> [WORKING DATA]

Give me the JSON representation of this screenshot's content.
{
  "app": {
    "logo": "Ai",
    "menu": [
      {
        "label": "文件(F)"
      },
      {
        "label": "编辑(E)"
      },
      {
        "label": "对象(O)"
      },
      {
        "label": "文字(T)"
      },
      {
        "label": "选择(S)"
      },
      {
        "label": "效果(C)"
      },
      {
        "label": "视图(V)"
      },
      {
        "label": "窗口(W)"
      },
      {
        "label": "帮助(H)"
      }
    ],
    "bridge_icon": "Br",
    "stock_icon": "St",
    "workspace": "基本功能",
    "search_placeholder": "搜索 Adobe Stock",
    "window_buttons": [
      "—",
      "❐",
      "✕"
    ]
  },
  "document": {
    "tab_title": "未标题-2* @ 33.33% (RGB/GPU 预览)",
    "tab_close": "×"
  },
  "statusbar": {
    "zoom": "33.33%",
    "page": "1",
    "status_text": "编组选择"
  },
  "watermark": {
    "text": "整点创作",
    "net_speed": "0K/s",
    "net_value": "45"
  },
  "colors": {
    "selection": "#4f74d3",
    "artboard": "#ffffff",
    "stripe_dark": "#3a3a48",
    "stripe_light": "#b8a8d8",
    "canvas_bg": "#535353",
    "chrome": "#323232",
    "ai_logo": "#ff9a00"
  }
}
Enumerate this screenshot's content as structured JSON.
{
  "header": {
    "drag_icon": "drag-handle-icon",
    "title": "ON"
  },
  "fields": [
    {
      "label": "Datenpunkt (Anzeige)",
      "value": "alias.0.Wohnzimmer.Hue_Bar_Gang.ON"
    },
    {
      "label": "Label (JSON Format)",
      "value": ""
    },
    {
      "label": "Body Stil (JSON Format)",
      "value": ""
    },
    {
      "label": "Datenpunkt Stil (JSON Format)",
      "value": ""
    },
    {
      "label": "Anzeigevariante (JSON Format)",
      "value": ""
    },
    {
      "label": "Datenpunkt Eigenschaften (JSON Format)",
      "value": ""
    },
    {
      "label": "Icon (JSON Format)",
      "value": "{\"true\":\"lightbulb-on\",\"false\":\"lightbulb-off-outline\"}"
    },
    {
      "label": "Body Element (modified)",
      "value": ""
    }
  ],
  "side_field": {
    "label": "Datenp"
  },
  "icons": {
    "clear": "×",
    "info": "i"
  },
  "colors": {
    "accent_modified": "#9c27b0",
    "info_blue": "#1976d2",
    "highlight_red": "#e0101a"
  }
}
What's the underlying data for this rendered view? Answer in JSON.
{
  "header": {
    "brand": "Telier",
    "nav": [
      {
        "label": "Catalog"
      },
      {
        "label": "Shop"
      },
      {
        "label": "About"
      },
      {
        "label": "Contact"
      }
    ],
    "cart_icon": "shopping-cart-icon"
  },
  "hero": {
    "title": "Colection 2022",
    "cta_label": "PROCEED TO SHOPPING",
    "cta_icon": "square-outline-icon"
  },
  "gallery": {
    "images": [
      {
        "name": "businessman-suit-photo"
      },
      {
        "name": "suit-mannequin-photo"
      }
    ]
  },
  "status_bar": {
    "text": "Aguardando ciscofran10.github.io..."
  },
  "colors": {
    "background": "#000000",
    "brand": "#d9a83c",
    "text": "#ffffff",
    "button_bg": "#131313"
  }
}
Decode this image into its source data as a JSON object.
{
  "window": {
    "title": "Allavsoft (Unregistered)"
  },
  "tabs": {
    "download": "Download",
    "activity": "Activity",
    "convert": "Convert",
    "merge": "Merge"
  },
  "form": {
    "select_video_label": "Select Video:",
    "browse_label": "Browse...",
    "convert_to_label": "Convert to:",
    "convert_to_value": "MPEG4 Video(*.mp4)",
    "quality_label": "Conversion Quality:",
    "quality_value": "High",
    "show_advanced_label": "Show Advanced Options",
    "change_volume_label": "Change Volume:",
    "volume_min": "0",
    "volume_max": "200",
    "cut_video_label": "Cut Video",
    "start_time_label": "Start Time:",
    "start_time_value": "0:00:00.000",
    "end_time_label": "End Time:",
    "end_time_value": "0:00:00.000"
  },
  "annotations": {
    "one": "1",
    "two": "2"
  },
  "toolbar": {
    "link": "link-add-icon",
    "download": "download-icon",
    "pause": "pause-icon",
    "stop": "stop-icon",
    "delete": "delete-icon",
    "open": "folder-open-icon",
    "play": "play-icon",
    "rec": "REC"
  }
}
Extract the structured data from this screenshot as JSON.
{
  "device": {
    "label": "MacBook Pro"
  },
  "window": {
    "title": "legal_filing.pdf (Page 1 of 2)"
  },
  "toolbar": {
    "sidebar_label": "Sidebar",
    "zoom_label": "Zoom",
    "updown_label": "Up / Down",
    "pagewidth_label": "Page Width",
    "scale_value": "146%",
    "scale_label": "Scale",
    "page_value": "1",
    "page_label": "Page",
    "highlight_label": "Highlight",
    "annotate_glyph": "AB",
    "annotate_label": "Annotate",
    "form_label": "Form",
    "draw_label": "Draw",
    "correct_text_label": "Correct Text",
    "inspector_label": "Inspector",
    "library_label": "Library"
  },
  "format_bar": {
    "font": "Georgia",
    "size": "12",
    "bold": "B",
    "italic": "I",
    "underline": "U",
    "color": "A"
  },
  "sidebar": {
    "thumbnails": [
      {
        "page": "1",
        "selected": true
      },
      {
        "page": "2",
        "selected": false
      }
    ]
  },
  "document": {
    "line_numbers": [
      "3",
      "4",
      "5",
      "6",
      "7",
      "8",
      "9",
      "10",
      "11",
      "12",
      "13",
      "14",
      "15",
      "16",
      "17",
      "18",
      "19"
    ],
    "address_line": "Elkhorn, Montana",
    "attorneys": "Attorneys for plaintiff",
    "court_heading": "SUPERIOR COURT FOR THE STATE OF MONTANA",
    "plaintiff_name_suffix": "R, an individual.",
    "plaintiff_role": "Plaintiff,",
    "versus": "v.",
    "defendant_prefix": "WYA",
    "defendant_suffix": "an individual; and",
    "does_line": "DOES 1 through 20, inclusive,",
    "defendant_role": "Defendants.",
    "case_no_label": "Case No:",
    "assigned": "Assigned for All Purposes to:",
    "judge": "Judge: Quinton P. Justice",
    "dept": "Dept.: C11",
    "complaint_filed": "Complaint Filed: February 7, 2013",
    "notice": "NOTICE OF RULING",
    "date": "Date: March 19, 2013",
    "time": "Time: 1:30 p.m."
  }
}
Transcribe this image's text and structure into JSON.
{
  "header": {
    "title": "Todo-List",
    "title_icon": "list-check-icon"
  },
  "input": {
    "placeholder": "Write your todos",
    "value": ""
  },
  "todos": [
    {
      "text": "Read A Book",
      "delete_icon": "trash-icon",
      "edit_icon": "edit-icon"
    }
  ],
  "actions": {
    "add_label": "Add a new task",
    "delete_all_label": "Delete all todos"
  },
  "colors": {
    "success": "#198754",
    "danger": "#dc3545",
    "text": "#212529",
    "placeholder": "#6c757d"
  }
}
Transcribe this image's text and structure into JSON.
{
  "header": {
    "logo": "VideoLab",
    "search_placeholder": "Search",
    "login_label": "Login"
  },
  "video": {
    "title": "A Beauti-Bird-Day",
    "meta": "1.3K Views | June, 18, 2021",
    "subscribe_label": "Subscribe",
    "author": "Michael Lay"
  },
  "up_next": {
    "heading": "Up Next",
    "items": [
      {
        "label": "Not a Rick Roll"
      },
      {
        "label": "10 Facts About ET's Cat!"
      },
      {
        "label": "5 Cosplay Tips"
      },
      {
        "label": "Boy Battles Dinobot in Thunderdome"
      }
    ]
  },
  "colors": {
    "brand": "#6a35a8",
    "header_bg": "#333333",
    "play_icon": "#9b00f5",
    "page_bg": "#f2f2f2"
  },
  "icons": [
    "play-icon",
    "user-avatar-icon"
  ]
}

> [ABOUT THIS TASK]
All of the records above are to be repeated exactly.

> [WRITTEN ANSWER]
Give me the JSON representation of this screenshot's content.
{
  "app": {
    "logo": "Ai",
    "menu": [
      {
        "label": "文件(F)"
      },
      {
        "label": "编辑(E)"
      },
      {
        "label": "对象(O)"
      },
      {
        "label": "文字(T)"
      },
      {
        "label": "选择(S)"
      },
      {
        "label": "效果(C)"
      },
      {
        "label": "视图(V)"
      },
      {
        "label": "窗口(W)"
      },
      {
        "label": "帮助(H)"
      }
    ],
    "bridge_icon": "Br",
    "stock_icon": "St",
    "workspace": "基本功能",
    "search_placeholder": "搜索 Adobe Stock",
    "window_buttons": [
      "—",
      "❐",
      "✕"
    ]
  },
  "document": {
    "tab_title": "未标题-2* @ 33.33% (RGB/GPU 预览)",
    "tab_close": "×"
  },
  "statusbar": {
    "zoom": "33.33%",
    "page": "1",
    "status_text": "编组选择"
  },
  "watermark": {
    "text": "整点创作",
    "net_speed": "0K/s",
    "net_value": "45"
  },
  "colors": {
    "selection": "#4f74d3",
    "artboard": "#ffffff",
    "stripe_dark": "#3a3a48",
    "stripe_light": "#b8a8d8",
    "canvas_bg": "#535353",
    "chrome": "#323232",
    "ai_logo": "#ff9a00"
  }
}
Enumerate this screenshot's content as structured JSON.
{
  "header": {
    "drag_icon": "drag-handle-icon",
    "title": "ON"
  },
  "fields": [
    {
      "label": "Datenpunkt (Anzeige)",
      "value": "alias.0.Wohnzimmer.Hue_Bar_Gang.ON"
    },
    {
      "label": "Label (JSON Format)",
      "value": ""
    },
    {
      "label": "Body Stil (JSON Format)",
      "value": ""
    },
    {
      "label": "Datenpunkt Stil (JSON Format)",
      "value": ""
    },
    {
      "label": "Anzeigevariante (JSON Format)",
      "value": ""
    },
    {
      "label": "Datenpunkt Eigenschaften (JSON Format)",
      "value": ""
    },
    {
      "label": "Icon (JSON Format)",
      "value": "{\"true\":\"lightbulb-on\",\"false\":\"lightbulb-off-outline\"}"
    },
    {
      "label": "Body Element (modified)",
      "value": ""
    }
  ],
  "side_field": {
    "label": "Datenp"
  },
  "icons": {
    "clear": "×",
    "info": "i"
  },
  "colors": {
    "accent_modified": "#9c27b0",
    "info_blue": "#1976d2",
    "highlight_red": "#e0101a"
  }
}
What's the underlying data for this rendered view? Answer in JSON.
{
  "header": {
    "brand": "Telier",
    "nav": [
      {
        "label": "Catalog"
      },
      {
        "label": "Shop"
      },
      {
        "label": "About"
      },
      {
        "label": "Contact"
      }
    ],
    "cart_icon": "shopping-cart-icon"
  },
  "hero": {
    "title": "Colection 2022",
    "cta_label": "PROCEED TO SHOPPING",
    "cta_icon": "square-outline-icon"
  },
  "gallery": {
    "images": [
      {
        "name": "businessman-suit-photo"
      },
      {
        "name": "suit-mannequin-photo"
      }
    ]
  },
  "status_bar": {
    "text": "Aguardando ciscofran10.github.io..."
  },
  "colors": {
    "background": "#000000",
    "brand": "#d9a83c",
    "text": "#ffffff",
    "button_bg": "#131313"
  }
}
Decode this image into its source data as a JSON object.
{
  "window": {
    "title": "Allavsoft (Unregistered)"
  },
  "tabs": {
    "download": "Download",
    "activity": "Activity",
    "convert": "Convert",
    "merge": "Merge"
  },
  "form": {
    "select_video_label": "Select Video:",
    "browse_label": "Browse...",
    "convert_to_label": "Convert to:",
    "convert_to_value": "MPEG4 Video(*.mp4)",
    "quality_label": "Conversion Quality:",
    "quality_value": "High",
    "show_advanced_label": "Show Advanced Options",
    "change_volume_label": "Change Volume:",
    "volume_min": "0",
    "volume_max": "200",
    "cut_video_label": "Cut Video",
    "start_time_label": "Start Time:",
    "start_time_value": "0:00:00.000",
    "end_time_label": "End Time:",
    "end_time_value": "0:00:00.000"
  },
  "annotations": {
    "one": "1",
    "two": "2"
  },
  "toolbar": {
    "link": "link-add-icon",
    "download": "download-icon",
    "pause": "pause-icon",
    "stop": "stop-icon",
    "delete": "delete-icon",
    "open": "folder-open-icon",
    "play": "play-icon",
    "rec": "REC"
  }
}
Extract the structured data from this screenshot as JSON.
{
  "device": {
    "label": "MacBook Pro"
  },
  "window": {
    "title": "legal_filing.pdf (Page 1 of 2)"
  },
  "toolbar": {
    "sidebar_label": "Sidebar",
    "zoom_label": "Zoom",
    "updown_label": "Up / Down",
    "pagewidth_label": "Page Width",
    "scale_value": "146%",
    "scale_label": "Scale",
    "page_value": "1",
    "page_label": "Page",
    "highlight_label": "Highlight",
    "annotate_glyph": "AB",
    "annotate_label": "Annotate",
    "form_label": "Form",
    "draw_label": "Draw",
    "correct_text_label": "Correct Text",
    "inspector_label": "Inspector",
    "library_label": "Library"
  },
  "format_bar": {
    "font": "Georgia",
    "size": "12",
    "bold": "B",
    "italic": "I",
    "underline": "U",
    "color": "A"
  },
  "sidebar": {
    "thumbnails": [
      {
        "page": "1",
        "selected": true
      },
      {
        "page": "2",
        "selected": false
      }
    ]
  },
  "document": {
    "line_numbers": [
      "3",
      "4",
      "5",
      "6",
      "7",
      "8",
      "9",
      "10",
      "11",
      "12",
      "13",
      "14",
      "15",
      "16",
      "17",
      "18",
      "19"
    ],
    "address_line": "Elkhorn, Montana",
    "attorneys": "Attorneys for plaintiff",
    "court_heading": "SUPERIOR COURT FOR THE STATE OF MONTANA",
    "plaintiff_name_suffix": "R, an individual.",
    "plaintiff_role": "Plaintiff,",
    "versus": "v.",
    "defendant_prefix": "WYA",
    "defendant_suffix": "an individual; and",
    "does_line": "DOES 1 through 20, inclusive,",
    "defendant_role": "Defendants.",
    "case_no_label": "Case No:",
    "assigned": "Assigned for All Purposes to:",
    "judge": "Judge: Quinton P. Justice",
    "dept": "Dept.: C11",
    "complaint_filed": "Complaint Filed: February 7, 2013",
    "notice": "NOTICE OF RULING",
    "date": "Date: March 19, 2013",
    "time": "Time: 1:30 p.m."
  }
}
Transcribe this image's text and structure into JSON.
{
  "header": {
    "title": "Todo-List",
    "title_icon": "list-check-icon"
  },
  "input": {
    "placeholder": "Write your todos",
    "value": ""
  },
  "todos": [
    {
      "text": "Read A Book",
      "delete_icon": "trash-icon",
      "edit_icon": "edit-icon"
    }
  ],
  "actions": {
    "add_label": "Add a new task",
    "delete_all_label": "Delete all todos"
  },
  "colors": {
    "success": "#198754",
    "danger": "#dc3545",
    "text": "#212529",
    "placeholder": "#6c757d"
  }
}
Transcribe this image's text and structure into JSON.
{
  "header": {
    "logo": "VideoLab",
    "search_placeholder": "Search",
    "login_label": "Login"
  },
  "video": {
    "title": "A Beauti-Bird-Day",
    "meta": "1.3K Views | June, 18, 2021",
    "subscribe_label": "Subscribe",
    "author": "Michael Lay"
  },
  "up_next": {
    "heading": "Up Next",
    "items": [
      {
        "label": "Not a Rick Roll"
      },
      {
        "label": "10 Facts About ET's Cat!"
      },
      {
        "label": "5 Cosplay Tips"
      },
      {
        "label": "Boy Battles Dinobot in Thunderdome"
      }
    ]
  },
  "colors": {
    "brand": "#6a35a8",
    "header_bg": "#333333",
    "play_icon": "#9b00f5",
    "page_bg": "#f2f2f2"
  },
  "icons": [
    "play-icon",
    "user-avatar-icon"
  ]
}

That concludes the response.